School districts across the country will need to develop successful strategies both to support new teachers and to keep veteran educators in place if the nation is committed to making sure that no child is left behind. These strategies involve a two-pronged solution: financial incentives for teachers in high-poverty schools, and well-organized professional development and support systems-including new-teacher induction programs-for beginning teachers.
While Every Child a Graduate made the case for financial incentives, the new Alliance report, New-Teacher Excellence: Retaining Our Best, argues that school districts nationwide must provide well-organized induction programs for all new teachers. In general, these programs must be linked to a vision of good teaching, guided by an understanding of teacher learning, and supported by a professional culture that favors collaboration and inquiry.
Some districts and states have already implemented successful induction programs, increasing their ability to hold on to new teachers by 25 percent and saving millions of dollars in turnover costs. In developing induction programs, states should borrow ideas from one another, learning and making improvements as they implement their plans.
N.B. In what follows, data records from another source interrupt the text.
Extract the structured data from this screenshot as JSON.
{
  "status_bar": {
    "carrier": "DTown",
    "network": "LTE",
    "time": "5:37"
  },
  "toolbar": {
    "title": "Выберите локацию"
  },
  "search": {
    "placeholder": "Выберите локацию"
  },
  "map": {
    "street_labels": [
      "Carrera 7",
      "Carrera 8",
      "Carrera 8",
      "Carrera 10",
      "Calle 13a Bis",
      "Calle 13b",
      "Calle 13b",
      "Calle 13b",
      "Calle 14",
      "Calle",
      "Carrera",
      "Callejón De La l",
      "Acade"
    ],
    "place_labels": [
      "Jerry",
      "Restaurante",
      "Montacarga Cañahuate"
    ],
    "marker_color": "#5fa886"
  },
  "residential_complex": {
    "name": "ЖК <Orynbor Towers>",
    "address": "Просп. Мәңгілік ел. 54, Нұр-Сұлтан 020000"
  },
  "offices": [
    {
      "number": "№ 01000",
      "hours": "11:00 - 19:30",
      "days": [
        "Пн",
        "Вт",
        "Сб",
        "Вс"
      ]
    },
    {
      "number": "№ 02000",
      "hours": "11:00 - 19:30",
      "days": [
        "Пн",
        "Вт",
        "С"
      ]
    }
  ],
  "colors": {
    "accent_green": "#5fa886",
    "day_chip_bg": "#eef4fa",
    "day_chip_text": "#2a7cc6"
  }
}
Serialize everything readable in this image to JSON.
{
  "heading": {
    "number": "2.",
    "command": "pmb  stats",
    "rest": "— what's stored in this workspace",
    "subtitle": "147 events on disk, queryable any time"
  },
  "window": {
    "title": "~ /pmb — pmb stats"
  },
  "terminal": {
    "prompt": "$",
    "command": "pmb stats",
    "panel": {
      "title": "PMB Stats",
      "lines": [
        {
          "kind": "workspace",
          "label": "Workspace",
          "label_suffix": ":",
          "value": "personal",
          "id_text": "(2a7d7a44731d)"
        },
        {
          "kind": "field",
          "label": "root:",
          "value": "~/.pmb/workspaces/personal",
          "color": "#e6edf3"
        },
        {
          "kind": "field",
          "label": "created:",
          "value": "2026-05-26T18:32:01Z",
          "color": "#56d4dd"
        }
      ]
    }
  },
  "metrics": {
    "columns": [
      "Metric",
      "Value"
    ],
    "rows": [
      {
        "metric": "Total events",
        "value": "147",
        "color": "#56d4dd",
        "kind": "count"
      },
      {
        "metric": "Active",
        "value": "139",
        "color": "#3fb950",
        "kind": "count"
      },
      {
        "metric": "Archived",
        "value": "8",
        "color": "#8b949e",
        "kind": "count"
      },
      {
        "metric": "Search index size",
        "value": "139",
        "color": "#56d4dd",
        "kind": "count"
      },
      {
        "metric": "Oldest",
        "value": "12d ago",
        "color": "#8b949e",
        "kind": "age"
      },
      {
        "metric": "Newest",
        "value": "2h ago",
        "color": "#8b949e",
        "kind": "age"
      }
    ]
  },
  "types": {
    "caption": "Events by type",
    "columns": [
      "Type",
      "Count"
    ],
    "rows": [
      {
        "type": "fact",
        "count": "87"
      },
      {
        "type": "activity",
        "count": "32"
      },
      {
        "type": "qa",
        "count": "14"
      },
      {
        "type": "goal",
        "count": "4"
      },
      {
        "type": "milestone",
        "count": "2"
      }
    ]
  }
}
The Alliance report focuses on programs in Texas and Ohio, two states that have developed and begun implementing induction programs modeled closely on California’s Beginning Teacher Support and Assessment (BTSA) program, which has been described as a national exemplar.
With induction programs, high-poverty schools and districts will have much greater success meeting the challenge in the No Child Left Behind Act to guaranty that all students have access to qualified teachers who can help them meet high standards and graduate from high school prepared for college.
The complete report is Out of Print (For information on teacher retention, see Tapping the Potential: Retaining and Developing High-Quality New Teachers).
TEACHER RECRUITMENT AROUND THE COUNTRY: How States and Districts are Working to Meet the High-Quality Challenge
Chicago: Academy for Urban School Leadership
In an effort to encourage new people to enter the teaching field, the Chicago-based Academy for Urban School Leadership has developed an incentive program for people willing to teach for five or more years in high-need schools. In addition to providing a $30,000 stipend to participants, the Academy also pays for the cost of obtaining a master’s degree and a teaching certificate for program.
In its first year, the program began with 32 teachers-in-training from a pool of 300 applicants from a wide range of backgrounds, including a candy company manager, a former funeral services executive, and a former captain in the U.S. Army. The program is expected to expand to 80 candidates next year with the help of a $1.5 million federal grant. The master’s program and teacher’s certification are provided on site by faculty from National Louis University.
Massachusetts: “Bonus Baby” Program
Three years ago Massachusetts began a program that offered $20,000 in bonuses to attract non-educators to teach in its schools. However, a recent study found that the nearly half of participants in Massachusetts’ “bonus baby” program have left their classrooms.
According to the Boston Globe, Clarke Fowler, a Salem State College professor and prominent critic of the initiative, found that of the 59 people awarded bonuses in 1999, 46 percent were no longer teaching three years later. In the second and third year of the program, 28 percent and 17 percent, respectively, of bonus recipients left the program.
Supporters of the program say that past bonus recipients were placed in classrooms with as little as two months of training. Now, recipients must undergo training at colleges or universities versus the “eight-week blitz of classes and summer school” in the past. Andrew Effrat, interim dean of the School of Education at the University of Massachusetts at Amherst told the Boston Globe that “providing more mentoring, more support, and stronger induction are certainly likely to enhance retention” in the bonus baby program and other, similar programs.
Read more on Massachusetts’ “Bonus Baby” Program